(REQUIRED WORK) Lines with the word "недвижимости" in them must be copied from the records below.

(DATASET RECORDS)
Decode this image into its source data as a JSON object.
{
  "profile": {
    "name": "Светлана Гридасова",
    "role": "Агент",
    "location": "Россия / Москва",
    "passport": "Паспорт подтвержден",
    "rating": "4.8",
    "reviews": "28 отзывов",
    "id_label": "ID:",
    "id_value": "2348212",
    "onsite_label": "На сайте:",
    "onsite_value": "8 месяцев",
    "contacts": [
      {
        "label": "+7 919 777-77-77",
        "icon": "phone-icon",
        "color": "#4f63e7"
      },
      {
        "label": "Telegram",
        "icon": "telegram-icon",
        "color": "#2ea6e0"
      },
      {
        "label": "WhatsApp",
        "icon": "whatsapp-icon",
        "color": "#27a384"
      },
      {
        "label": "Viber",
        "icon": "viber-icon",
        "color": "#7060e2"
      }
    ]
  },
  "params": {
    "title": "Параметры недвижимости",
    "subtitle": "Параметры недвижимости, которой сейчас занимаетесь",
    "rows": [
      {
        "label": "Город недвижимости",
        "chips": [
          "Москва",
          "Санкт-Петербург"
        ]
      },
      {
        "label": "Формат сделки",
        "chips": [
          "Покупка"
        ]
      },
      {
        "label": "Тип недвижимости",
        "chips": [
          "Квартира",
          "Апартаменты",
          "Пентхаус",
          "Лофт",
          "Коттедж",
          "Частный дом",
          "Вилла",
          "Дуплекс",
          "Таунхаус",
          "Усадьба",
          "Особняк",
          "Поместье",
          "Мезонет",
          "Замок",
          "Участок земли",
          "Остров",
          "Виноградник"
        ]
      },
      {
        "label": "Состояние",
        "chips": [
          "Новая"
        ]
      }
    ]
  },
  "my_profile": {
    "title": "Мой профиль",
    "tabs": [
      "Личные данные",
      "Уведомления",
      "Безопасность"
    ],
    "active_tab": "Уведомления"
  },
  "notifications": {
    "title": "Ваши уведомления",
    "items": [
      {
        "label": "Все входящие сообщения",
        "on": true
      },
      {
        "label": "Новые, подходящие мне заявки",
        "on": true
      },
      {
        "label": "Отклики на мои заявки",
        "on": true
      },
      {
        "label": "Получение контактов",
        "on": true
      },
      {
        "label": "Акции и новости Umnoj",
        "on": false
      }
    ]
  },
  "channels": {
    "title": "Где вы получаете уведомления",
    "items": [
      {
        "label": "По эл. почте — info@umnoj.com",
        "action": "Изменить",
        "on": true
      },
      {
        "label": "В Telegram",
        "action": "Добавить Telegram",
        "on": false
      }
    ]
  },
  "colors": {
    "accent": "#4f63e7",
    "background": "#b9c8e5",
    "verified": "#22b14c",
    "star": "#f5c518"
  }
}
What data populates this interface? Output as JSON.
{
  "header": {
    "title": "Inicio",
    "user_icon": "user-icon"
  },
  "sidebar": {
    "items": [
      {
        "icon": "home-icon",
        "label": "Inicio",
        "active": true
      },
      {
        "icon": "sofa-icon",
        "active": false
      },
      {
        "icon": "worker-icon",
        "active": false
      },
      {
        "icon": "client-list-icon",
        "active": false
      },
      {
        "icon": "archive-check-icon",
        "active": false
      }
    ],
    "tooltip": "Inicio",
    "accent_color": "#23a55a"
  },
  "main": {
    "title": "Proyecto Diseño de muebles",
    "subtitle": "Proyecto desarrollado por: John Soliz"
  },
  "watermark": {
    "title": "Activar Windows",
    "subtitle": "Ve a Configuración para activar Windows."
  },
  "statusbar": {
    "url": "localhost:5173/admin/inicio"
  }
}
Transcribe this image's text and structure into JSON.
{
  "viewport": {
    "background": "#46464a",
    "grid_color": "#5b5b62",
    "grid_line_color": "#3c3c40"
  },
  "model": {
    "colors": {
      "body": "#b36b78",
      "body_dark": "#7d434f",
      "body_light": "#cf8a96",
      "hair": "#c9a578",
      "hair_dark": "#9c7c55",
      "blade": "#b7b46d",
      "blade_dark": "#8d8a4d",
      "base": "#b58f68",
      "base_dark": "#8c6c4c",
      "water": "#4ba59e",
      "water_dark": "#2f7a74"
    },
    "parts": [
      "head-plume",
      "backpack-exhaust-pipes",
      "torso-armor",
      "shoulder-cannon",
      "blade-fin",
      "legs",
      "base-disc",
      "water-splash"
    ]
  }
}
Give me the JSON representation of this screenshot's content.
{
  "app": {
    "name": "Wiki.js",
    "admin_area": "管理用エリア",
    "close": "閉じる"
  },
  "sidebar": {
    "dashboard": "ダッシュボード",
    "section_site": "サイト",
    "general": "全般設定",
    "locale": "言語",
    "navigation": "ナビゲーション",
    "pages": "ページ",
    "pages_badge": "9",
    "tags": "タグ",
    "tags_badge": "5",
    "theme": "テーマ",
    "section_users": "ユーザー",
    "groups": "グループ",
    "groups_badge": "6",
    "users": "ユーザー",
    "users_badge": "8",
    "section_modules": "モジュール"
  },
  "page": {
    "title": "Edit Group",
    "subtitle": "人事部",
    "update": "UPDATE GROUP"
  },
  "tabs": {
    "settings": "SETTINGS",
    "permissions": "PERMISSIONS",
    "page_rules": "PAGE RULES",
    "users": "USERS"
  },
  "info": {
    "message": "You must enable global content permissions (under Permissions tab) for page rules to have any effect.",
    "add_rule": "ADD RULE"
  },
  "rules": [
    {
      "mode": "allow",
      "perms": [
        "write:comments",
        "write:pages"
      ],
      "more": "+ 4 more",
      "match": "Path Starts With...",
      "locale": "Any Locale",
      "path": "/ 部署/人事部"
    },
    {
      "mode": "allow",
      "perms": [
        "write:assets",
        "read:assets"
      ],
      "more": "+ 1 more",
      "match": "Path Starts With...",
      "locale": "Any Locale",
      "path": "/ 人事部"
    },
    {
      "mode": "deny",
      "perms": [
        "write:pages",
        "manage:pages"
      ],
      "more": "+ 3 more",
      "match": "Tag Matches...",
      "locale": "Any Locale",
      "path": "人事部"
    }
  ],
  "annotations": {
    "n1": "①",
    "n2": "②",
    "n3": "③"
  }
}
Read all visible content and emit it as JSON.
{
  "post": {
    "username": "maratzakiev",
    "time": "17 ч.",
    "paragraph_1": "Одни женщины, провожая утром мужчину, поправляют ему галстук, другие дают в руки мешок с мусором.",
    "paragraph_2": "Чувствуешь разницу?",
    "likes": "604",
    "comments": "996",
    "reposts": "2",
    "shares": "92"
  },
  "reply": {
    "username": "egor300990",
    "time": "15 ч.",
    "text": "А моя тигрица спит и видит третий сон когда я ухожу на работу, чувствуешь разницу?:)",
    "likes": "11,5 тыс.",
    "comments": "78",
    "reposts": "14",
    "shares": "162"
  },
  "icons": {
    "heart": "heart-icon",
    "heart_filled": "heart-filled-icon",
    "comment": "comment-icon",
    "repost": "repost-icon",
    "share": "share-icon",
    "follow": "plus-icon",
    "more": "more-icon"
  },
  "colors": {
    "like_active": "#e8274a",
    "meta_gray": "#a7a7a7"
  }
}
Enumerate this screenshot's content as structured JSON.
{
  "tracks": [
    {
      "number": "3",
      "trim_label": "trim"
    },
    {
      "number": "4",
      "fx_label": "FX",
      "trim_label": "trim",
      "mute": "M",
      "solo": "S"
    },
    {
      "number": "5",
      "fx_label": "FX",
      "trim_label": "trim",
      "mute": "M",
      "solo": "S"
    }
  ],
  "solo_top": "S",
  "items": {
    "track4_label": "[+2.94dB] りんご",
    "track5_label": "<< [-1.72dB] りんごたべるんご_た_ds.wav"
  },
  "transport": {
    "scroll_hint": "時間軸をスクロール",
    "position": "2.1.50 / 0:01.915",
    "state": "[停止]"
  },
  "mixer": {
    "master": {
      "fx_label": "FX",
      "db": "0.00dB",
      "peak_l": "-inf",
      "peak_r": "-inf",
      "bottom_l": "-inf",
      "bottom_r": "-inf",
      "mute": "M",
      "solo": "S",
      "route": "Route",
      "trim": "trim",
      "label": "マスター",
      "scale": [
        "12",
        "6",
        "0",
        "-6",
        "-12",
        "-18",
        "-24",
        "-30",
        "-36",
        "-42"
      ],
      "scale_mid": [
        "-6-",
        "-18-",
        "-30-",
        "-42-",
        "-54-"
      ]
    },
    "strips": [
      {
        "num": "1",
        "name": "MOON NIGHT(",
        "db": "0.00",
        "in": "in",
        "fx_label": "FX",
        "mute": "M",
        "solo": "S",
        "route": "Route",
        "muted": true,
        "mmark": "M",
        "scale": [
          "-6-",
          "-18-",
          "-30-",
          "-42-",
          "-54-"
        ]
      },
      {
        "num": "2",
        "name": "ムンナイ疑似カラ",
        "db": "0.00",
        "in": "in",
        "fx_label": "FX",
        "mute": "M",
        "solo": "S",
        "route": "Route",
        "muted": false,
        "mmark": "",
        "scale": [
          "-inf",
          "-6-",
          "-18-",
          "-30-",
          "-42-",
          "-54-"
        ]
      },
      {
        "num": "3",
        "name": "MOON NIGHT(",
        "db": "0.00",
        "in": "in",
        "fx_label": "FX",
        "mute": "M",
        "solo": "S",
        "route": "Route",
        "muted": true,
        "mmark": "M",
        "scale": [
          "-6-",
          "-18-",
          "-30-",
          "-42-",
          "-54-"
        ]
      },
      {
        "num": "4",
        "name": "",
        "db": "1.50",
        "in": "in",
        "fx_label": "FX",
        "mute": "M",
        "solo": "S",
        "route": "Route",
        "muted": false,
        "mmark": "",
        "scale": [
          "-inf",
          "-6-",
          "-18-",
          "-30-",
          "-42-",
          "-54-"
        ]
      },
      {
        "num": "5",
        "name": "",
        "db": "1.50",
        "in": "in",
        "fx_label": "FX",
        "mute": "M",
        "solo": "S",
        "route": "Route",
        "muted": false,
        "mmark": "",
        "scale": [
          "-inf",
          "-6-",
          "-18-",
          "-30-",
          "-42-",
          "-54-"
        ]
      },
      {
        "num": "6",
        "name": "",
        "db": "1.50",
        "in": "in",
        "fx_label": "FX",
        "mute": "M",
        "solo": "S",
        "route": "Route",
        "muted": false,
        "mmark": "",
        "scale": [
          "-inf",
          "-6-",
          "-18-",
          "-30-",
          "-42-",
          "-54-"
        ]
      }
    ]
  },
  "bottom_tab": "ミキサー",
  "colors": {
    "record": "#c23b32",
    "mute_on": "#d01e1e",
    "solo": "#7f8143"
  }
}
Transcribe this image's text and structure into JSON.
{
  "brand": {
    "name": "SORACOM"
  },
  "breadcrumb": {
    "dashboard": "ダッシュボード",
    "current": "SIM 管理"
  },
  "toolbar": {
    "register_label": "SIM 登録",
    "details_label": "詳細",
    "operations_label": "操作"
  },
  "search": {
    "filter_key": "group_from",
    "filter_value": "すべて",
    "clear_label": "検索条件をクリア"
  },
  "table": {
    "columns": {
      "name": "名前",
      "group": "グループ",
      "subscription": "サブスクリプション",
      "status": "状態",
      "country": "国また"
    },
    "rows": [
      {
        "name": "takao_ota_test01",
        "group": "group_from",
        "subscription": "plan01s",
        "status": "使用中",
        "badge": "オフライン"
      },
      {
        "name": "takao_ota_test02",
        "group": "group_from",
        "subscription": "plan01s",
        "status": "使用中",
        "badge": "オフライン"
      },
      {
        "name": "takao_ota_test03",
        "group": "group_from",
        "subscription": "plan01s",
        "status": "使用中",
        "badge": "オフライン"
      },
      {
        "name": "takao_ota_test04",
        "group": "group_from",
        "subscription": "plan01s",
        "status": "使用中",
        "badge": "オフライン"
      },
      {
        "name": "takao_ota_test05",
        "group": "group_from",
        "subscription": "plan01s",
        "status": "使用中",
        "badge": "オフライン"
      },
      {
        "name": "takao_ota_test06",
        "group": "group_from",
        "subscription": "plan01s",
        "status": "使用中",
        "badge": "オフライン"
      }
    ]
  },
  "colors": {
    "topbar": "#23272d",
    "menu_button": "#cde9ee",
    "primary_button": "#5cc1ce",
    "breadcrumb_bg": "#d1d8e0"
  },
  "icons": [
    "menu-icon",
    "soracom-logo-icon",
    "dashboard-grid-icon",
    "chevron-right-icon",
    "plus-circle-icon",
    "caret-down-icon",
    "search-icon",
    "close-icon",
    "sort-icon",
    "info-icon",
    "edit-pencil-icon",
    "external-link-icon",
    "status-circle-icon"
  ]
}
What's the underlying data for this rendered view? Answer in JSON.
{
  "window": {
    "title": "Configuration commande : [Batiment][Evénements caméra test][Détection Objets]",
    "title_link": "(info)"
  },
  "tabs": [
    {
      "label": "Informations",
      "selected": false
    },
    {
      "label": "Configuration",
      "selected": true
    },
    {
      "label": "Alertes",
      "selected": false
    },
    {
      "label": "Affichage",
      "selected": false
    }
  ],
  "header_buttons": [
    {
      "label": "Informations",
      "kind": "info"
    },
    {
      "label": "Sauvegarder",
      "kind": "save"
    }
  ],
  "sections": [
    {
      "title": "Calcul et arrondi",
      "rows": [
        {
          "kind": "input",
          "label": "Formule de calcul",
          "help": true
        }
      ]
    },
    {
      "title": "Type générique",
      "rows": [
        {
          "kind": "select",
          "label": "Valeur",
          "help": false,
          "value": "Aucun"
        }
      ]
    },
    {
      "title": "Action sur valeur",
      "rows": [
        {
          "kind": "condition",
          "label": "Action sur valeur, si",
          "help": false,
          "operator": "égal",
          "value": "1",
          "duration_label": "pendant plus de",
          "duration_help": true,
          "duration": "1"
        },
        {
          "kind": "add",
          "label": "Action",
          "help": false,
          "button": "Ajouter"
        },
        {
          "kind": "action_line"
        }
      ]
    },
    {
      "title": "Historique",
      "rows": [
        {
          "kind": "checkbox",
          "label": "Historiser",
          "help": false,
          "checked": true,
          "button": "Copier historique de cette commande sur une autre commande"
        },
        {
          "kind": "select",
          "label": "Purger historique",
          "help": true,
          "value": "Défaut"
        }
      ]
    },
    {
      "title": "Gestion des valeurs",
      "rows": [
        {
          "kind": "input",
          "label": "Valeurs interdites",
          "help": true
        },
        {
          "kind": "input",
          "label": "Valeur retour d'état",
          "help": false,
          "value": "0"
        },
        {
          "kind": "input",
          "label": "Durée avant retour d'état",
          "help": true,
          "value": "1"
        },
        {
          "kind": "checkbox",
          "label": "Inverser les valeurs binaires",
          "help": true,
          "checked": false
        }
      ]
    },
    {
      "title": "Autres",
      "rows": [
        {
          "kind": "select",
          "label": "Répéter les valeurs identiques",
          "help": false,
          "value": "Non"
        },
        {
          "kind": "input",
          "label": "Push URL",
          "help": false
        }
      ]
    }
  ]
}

(TASK RESULT)
    "title": "Параметры недвижимости",
    "subtitle": "Параметры недвижимости, которой сейчас занимаетесь",
        "label": "Город недвижимости",
        "label": "Тип недвижимости",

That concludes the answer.